Six Seasonal Songs to Share – New Design
I’m going to be gut honest with you. During the Christmas break, my child will not be practicing every day. As a matter of fact, there will quite a few days that my child will not be “practicing” at all. As a mom, I think it must be this way.
But as a teacher, I think it’s perfectly okay as well. Here’s why:
Your students need a break. If they’ve worked hard this semester, they should be able to enjoy their holiday break without feeling pressure from their piano teacher to practice every day or even as much as they usually do (unless they want to, of course)!
But here’s what I never realized…
Something has become much more evident to me now that my child is taking from another teacher. Now that I’m a parent only (and not the primary teacher for my child), I’ve realized something:
Parents need a break too!
I’m in the trenches these days with my kiddos. And sometimes it’s just agony to drag a reluctant child to the bench to practice. Sometimes, it’s torture to get your child to the bench after a long day at school and large amounts of homework. Sometimes, even when they do get to the bench, a child’s body language and sour face is excruciating for parents. Sometimes parents just need to not have a list of things they have to make their child do! Things like:
- Brushing their teeth
- Cleaning their room (or at least “making a path”)
- Taking a shower or both
- Practicing (I would guess that many kiddos don’t waltz to the piano of their own free will)
Obviously, there are more things in the long list of things parents have to make their children do, but you get the point.
So as more of a parent than a teacher this semester, I would beg you to consider giving parents a break from the need to make their child practice every day during the holiday break. (If your students have an upcoming festival, keep reading and see “What if my student has a festival or competition?” below.)
Here’s what you can do instead:
Obviously, we don’t want students to lose their nimble fingers, rhythm, or reading skills during the break! So why not just challenge them to play their holiday pieces for guests, friends, over Skype to someone they love, and more! Better yet, they can get their special card autographed by their friends and family and you can turn it into a contest!
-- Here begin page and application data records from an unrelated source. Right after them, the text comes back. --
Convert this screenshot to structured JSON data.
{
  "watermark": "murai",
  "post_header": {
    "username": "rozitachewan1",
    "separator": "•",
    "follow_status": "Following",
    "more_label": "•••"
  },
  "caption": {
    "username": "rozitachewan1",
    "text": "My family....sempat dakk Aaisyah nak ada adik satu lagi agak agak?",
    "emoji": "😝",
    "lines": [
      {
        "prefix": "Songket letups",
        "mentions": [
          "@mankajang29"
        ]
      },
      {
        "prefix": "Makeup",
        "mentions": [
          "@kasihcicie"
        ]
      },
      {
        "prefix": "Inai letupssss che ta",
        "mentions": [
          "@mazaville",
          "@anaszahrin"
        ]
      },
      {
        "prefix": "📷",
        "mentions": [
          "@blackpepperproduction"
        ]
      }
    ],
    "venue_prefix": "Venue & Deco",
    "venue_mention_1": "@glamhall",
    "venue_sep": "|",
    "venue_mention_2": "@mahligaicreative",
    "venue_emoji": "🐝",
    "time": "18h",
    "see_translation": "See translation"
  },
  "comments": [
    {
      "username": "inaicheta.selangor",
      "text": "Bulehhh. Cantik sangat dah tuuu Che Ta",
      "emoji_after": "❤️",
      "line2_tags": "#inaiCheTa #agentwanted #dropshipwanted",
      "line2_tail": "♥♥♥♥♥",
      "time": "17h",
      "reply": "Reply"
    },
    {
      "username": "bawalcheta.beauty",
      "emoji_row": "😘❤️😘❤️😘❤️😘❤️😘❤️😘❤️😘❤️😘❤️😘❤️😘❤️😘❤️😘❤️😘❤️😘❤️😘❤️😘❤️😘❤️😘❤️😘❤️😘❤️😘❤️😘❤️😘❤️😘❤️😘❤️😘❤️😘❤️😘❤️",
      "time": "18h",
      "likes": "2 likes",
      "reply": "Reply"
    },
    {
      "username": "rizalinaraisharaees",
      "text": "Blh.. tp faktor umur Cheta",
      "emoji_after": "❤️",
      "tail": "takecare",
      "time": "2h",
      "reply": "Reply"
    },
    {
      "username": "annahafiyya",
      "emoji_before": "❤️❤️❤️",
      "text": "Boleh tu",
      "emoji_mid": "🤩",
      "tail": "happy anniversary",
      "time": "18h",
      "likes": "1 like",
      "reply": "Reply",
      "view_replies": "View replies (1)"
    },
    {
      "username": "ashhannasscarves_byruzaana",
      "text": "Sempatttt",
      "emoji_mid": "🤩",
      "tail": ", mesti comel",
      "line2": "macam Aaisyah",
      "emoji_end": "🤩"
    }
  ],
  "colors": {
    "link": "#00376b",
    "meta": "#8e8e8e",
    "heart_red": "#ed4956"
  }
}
I can’t believe it’s been six years since I first introduced the old Six Seasonal Songs to Share resource. Even in that blog post, I mentioned that I was short on time, so I used some rather clip-arty images which I didn’t altogether like.
So I thought it was high time that I designed a new Six Seasonal Songs to Share card that was much more beautiful and eye-catching!
How does the Six Seasonal Songs to Share idea work?
Here’s a way you can use the Six Seasonal Songs to Share to help keep students playing during the holiday break:
- Students prepare and polish six songs with you during their lessons.
- During the holiday break they have friends and family pick 2 of their 6 songs and the student then plays those pieces for them.
- The people who hear their two songs autograph the back of the card.
Of course, there may be other ways to use the resource as well. Feel free to be creative!
Turn it into a sharing contest!
One year, I told the students that the person with the most signatures on the back would get a prize when they got back from Christmas break. Prizes like Frixion pens (that can help in their practice) have always been popular with students.
What if my student has a festival or competition?
Of course, if there is a festival or competition coming up, students will have to practice. But you can adapt your expectations to still give them a break from the usual amount of practice. Perhaps they just need to practice the competition piece. Perhaps you can chat with the parents about a practice plan that reasonably allows for holiday fun.
Just be sure to listen to the parents about their needs and the needs of their child when you suggest a practice plan.
Tips on printing the Six Seasonal Songs to Share:
Printing is easy and straightforward, but here are a few tips:
Once you have signed up for the resource, you’ll get an email. Click on the download link in the email and it will go to your downloads folder. Open it in Adobe Reader from there.
- Open in Adobe Reader.
Adobe Reader is the industry standard for viewing and printing PDFs. It is a safe download if your computer does not already have it.
- Print at 100%. (Don’t scale.)
When we design almost everything, we put a .3 inch margin so that even when you print at 100%, it won’t cut off anything.
- Print in color.
Color is just better and this design won’t use very much color ink. But if you want, there is almost always a way that you can print black and white. You’ll just have to adjust your printer settings.